CORY REYNOLDS | DATE 5/31/2013
Kimberly Chou writes, "In the mid-1970s, Tom Bianchi, a young lawyer living in Manhattan, started bringing a new toy out to Fire Island: a SX-70 Polaroid camera. After shaking his initial shyness about taking pictures of his friends, Mr. Bianchi began documenting all aspects of life in the gay Pines enclave where he spent his summers — the love, the partying, and the natural splendor of the barrier island 60 miles east of the city, where a deep sense of community was available to many who felt closeted or stifled in their everyday lives."

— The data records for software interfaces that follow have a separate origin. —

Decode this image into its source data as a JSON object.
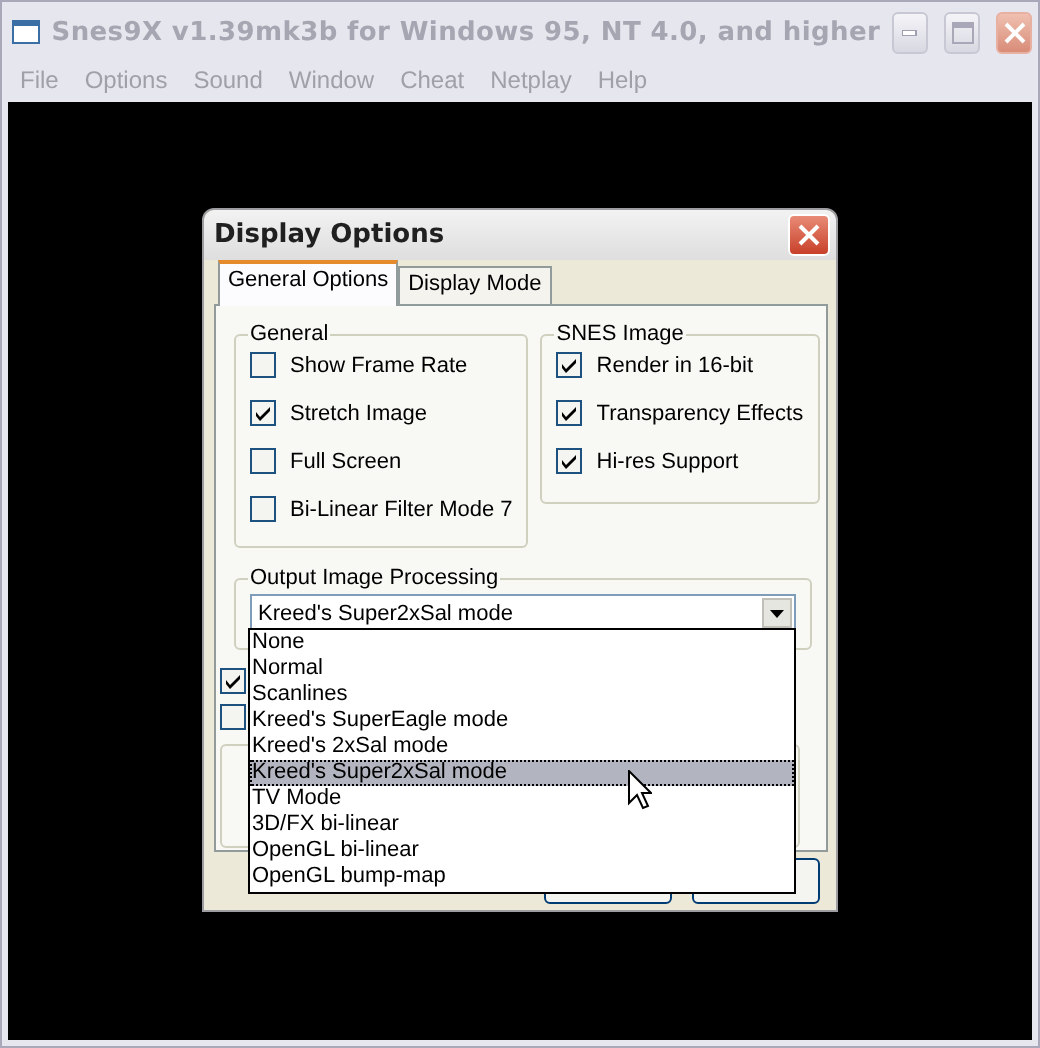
{
  "window": {
    "title": "Snes9X v1.39mk3b for Windows 95, NT 4.0, and higher",
    "active": false
  },
  "menu": [
    "File",
    "Options",
    "Sound",
    "Window",
    "Cheat",
    "Netplay",
    "Help"
  ],
  "dialog": {
    "title": "Display Options",
    "tabs": [
      {
        "label": "General Options",
        "selected": true
      },
      {
        "label": "Display Mode",
        "selected": false
      }
    ],
    "general": {
      "title": "General",
      "options": [
        {
          "label": "Show Frame Rate",
          "checked": false
        },
        {
          "label": "Stretch Image",
          "checked": true
        },
        {
          "label": "Full Screen",
          "checked": false
        },
        {
          "label": "Bi-Linear Filter Mode 7",
          "checked": false
        }
      ]
    },
    "snes_image": {
      "title": "SNES Image",
      "options": [
        {
          "label": "Render in 16-bit",
          "checked": true
        },
        {
          "label": "Transparency Effects",
          "checked": true
        },
        {
          "label": "Hi-res Support",
          "checked": true
        }
      ]
    },
    "output": {
      "title": "Output Image Processing",
      "value": "Kreed's Super2xSal mode",
      "expanded": true,
      "options": [
        {
          "label": "None",
          "selected": false
        },
        {
          "label": "Normal",
          "selected": false
        },
        {
          "label": "Scanlines",
          "selected": false
        },
        {
          "label": "Kreed's SuperEagle mode",
          "selected": false
        },
        {
          "label": "Kreed's 2xSal mode",
          "selected": false
        },
        {
          "label": "Kreed's Super2xSal mode",
          "selected": true
        },
        {
          "label": "TV Mode",
          "selected": false
        },
        {
          "label": "3D/FX bi-linear",
          "selected": false
        },
        {
          "label": "OpenGL bi-linear",
          "selected": false
        },
        {
          "label": "OpenGL bump-map",
          "selected": false
        }
      ]
    },
    "covered_checkboxes": [
      {
        "checked": true
      },
      {
        "checked": false
      }
    ]
  }
}
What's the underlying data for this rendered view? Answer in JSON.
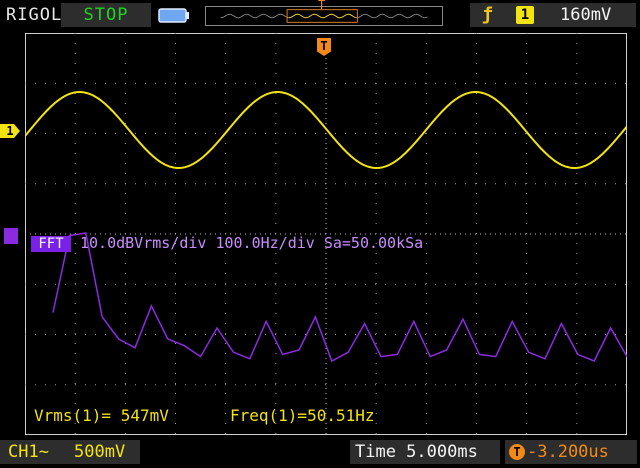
{
  "top": {
    "brand": "RIGOL",
    "run_state": "STOP",
    "trigger_edge_icon": "rising-edge-icon",
    "trigger_source": "1",
    "trigger_level": "160mV",
    "trigger_marker": "T"
  },
  "channels": {
    "ch1_marker": "1",
    "ch1_label": "CH1~",
    "ch1_scale": "500mV"
  },
  "fft": {
    "tag": "FFT",
    "info": "10.0dBVrms/div 100.0Hz/div Sa=50.00kSa"
  },
  "measurements": {
    "vrms": "Vrms(1)= 547mV",
    "freq": "Freq(1)=50.51Hz"
  },
  "timebase": {
    "time": "Time 5.000ms",
    "offset": "-3.200us"
  },
  "colors": {
    "ch1": "#f2e312",
    "math": "#8a2be2",
    "trigger": "#f28a1a",
    "run": "#21d321"
  },
  "chart_data": [
    {
      "type": "line",
      "values": [
        0.0,
        0.59,
        0.95,
        0.95,
        0.59,
        0.0,
        -0.59,
        -0.95,
        -0.95,
        -0.59,
        0.0
      ]
    },
    {
      "type": "line",
      "values": [
        -28,
        7,
        31,
        -30,
        -40,
        -44,
        -25,
        -40,
        -43,
        -48,
        -35,
        -46,
        -49,
        -32,
        -47,
        -45,
        -30,
        -50,
        -46,
        -33,
        -48,
        -47,
        -32,
        -48,
        -45,
        -31,
        -47,
        -48,
        -32,
        -46,
        -49,
        -33,
        -47,
        -50,
        -35,
        -48
      ]
    }
  ]
}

After hatching the idea for a book of photographs, Mr. Bianchi joined a Polaroid program whereby one could return unwanted photos for free film. At one point during his project, which stretched into the 1980s, he was contacted by a Polaroid agent who wanted to know who he was—as it turned out, he was the second-largest buyer of Polaroid film. (Only IBM bought more, he said.)

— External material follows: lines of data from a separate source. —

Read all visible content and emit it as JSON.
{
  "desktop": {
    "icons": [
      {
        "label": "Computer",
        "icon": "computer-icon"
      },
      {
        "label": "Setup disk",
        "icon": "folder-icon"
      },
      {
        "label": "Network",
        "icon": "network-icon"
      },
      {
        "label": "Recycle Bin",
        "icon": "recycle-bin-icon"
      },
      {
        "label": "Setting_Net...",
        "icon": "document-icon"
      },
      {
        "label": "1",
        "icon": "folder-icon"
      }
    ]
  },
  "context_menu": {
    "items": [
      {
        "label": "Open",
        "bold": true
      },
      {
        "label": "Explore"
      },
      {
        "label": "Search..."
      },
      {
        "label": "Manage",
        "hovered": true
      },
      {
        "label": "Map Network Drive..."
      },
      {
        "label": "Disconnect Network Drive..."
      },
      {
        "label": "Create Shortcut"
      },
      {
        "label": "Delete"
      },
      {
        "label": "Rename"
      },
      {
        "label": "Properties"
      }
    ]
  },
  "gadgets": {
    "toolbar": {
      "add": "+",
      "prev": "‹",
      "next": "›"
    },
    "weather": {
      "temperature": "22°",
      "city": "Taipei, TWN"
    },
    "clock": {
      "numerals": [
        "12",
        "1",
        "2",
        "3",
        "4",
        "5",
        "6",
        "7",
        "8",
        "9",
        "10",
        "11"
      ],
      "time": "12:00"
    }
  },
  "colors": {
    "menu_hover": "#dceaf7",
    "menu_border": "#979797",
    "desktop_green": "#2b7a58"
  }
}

Mr. Bianchi arranged meetings with publishers and art figures—including Sam Wagstaff, the legendary collector and benefactor of Robert Mapplethorpe—but couldn't get the project off the ground.
"The marketing departments at the big publishing houses didn't think it was commercially viable," he said.

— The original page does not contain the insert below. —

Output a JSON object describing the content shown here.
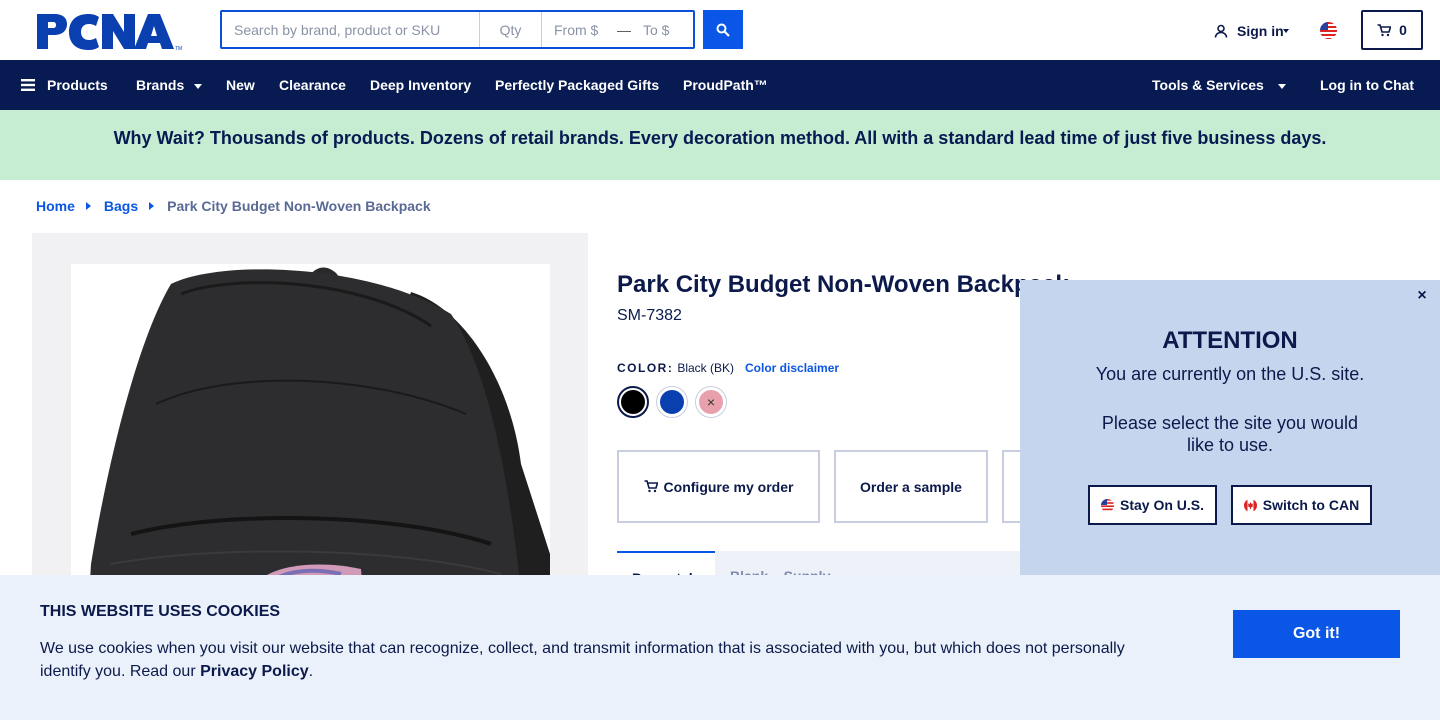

As the book idled for three decades, Mr. Bianchi, now 67, nevertheless established himself as a visual artist and photographer, releasing more than a dozen books. Today, the Pines remains a haven for gay men (although, as Mr. Bianchi noted, the $1,500 that used to buy a summer share might now cover a weekend) and Fire Island Pines: Polaroids 1975-1983 is finally being released. In his introduction, Mr. Bianchi writes that the photos now double as a chronicle of the era before AIDS ravaged the community. "I could not have imagined then that my Polaroids would so suddenly become a record of a lost world—my box of pictures a mausoleum, too painful to visit."
To read Bianchi's interview with Kimberly Chou, visit The Wall Street Journal.
For more Polaroids, see the Fire Island Pines book page.
Hbk, 8.5 x 10 in. / 212 pgs / illustrated throughout.